‘There is one thought enough to kill me – I have been well, healthy, alert &c, walking with her – and now – the knowledge of contrast, feeling for light and shade, all that information (primitive sense) necessary for a poem are great enemies to the recovery of the stomach.’
Charles Brown (1787-1842) was Keats’s closest friend. They met in the summer of 1817 and went on a walking holiday of Scotland together. Keats moved into Brown’s home at Wentworth Place after Tom Keats’s death. Brown illegally married their Irish housekeeper (with whom he had an illegitimate son) in late 1819 and left on a solitary holiday to Scotland in May 1820. He and Keats never met again, though the poet hoped that Brown would accompany him to Italy. Brown emigrated to New Zealand in 1841 and died a year later.
This is Keats’s last surviving letter. He died on Friday, 23 February 1821, around 11:00 pm.

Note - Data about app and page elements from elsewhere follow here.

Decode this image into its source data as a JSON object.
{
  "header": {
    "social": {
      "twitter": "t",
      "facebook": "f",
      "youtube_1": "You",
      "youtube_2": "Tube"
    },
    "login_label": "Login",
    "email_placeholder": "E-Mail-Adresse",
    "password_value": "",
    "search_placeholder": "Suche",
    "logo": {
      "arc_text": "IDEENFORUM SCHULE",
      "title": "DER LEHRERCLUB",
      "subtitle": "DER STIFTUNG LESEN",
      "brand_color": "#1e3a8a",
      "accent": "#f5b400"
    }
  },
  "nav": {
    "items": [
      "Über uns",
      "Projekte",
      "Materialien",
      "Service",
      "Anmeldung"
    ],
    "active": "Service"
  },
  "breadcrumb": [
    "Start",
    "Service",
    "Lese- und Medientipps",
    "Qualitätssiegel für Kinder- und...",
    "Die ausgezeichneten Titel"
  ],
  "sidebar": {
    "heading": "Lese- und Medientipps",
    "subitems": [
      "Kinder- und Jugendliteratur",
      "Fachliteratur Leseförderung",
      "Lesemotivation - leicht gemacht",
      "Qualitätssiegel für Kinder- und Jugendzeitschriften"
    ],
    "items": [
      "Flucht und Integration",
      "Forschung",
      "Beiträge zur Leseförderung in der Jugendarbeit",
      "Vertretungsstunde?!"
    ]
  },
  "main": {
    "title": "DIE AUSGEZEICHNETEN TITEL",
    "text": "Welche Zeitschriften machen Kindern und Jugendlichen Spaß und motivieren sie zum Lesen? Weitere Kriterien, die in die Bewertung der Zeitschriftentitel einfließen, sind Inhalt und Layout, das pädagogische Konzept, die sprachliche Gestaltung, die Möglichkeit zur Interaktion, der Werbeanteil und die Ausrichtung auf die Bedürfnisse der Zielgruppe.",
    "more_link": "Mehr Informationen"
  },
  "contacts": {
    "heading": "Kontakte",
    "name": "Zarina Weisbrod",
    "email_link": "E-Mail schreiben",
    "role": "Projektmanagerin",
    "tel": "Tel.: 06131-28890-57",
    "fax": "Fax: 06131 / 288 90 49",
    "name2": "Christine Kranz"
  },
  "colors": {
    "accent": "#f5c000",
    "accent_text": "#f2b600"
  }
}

Keats’s companion, Joseph Severn, also wrote numerous letters to their friends in England; click here to read a selection. They are the definitive account of Keats’s final months.

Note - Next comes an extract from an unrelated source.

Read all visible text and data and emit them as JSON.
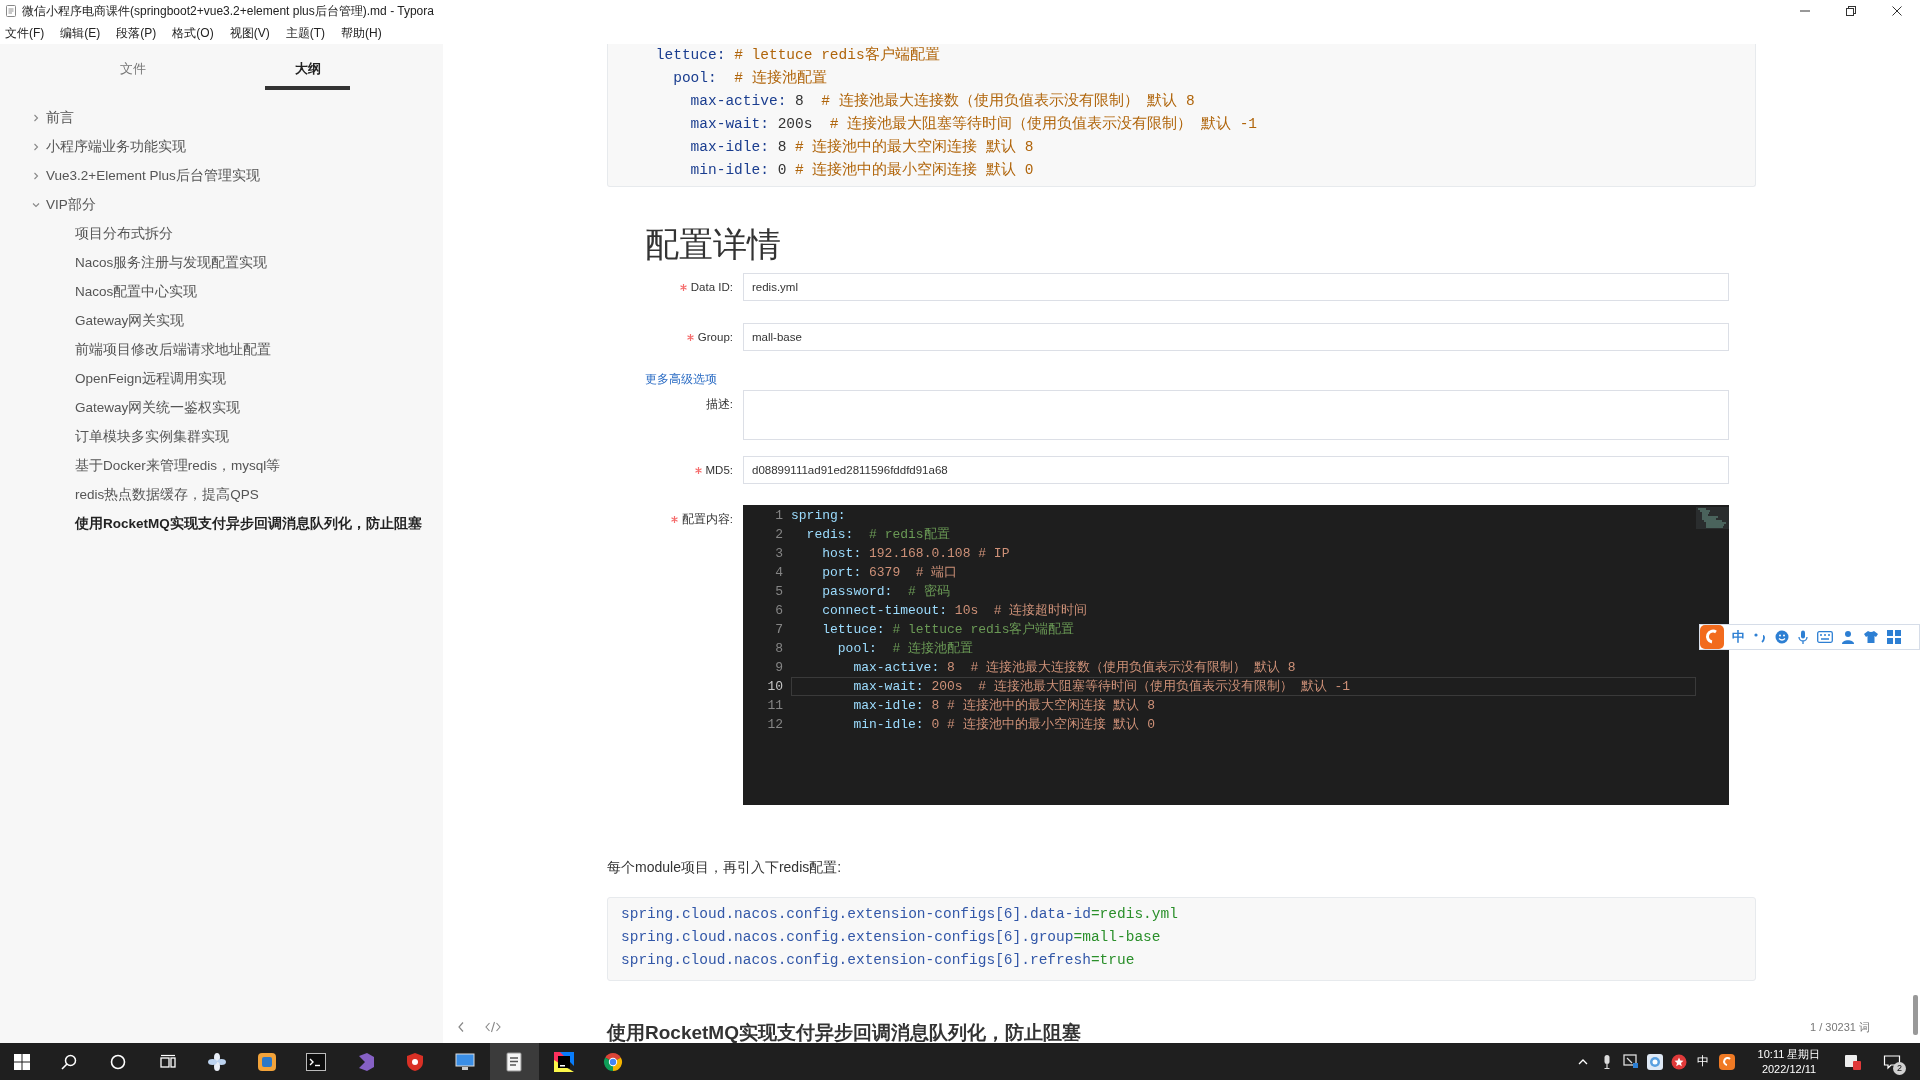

Rome. 30 November 1820.
My dear Brown,
‘Tis the most difficult thing in the world to me to write a letter. My stomach continues so bad, that I feel it worse on opening any book, – yet I am much better than I was in Quarantine. Then I am afraid to encounter the proing and conning of any thing interesting to me in England. I have an habitual feeling of my real life having past, and that I am leading a posthumous existence. God knows how it would have been – but it appears to me – however, I will not speak of that subject. I must have been at Bedhampton nearly at the time you were writing to me from Chichester – how unfortunate – and to pass on the river too! There was my star predominant! I cannot answer any thing in your letter, which followed me from Naples to Rome, because I am afraid to look it over again. I am so weak (in mind) that I cannot bear the sight of any hand writing of a friend I love so much as I do you. Yet I ride the little horse, – and, at my worst, even in Quarantine, summoned up more puns, in a sort of desperation, in one week than in any year of. my life. There is one thought enough to kill me – I have been well, healthy, alert &c, walking with her – and now – the knowledge of contrast, feeling for light and shade, all that information (primitive sense) necessary for a poem are great enemies to the recovery of the stomach. There, you rogue, I put you to the torture, – but you must bring your philosophy to bear – as I do mine, really – or how should I be able to live? Dr Clarke is very attentive to me; he says, there is very little the matter with my lungs, but my stomach, he says is very bad. I am well disappointed in hearing good news from George, – for it runs in my head we shall all die young. I have not written to x x x x x yet, which he must think very neglectful; being anxious to send him a good account of my health, I have delayed it from week to week. If I recover, I will do all in my power to correct the mistakes made during sickness; and if I should not, all my faults will be forgiven. I shall write to x x x to-morrow, or next day. I will write to x x x x x in the middle of next week. Servern is very well, though he leads so dull a life with me. Remember me to all friends, and tell x x x x I should not have left London without taking leave of him, but from being so low in body and mind. Write to George as soon as you receive this, and tell him how I am, as far as you can guess; – and also a note to my sister – who walks about my imagination like a ghost – she is so like Tom. I can scarcely bid you good bye even in a letter. I always made an awkward bow.
God bless you !
Notes: The Xs in the letter represent names marked out by Brown or a later copyist.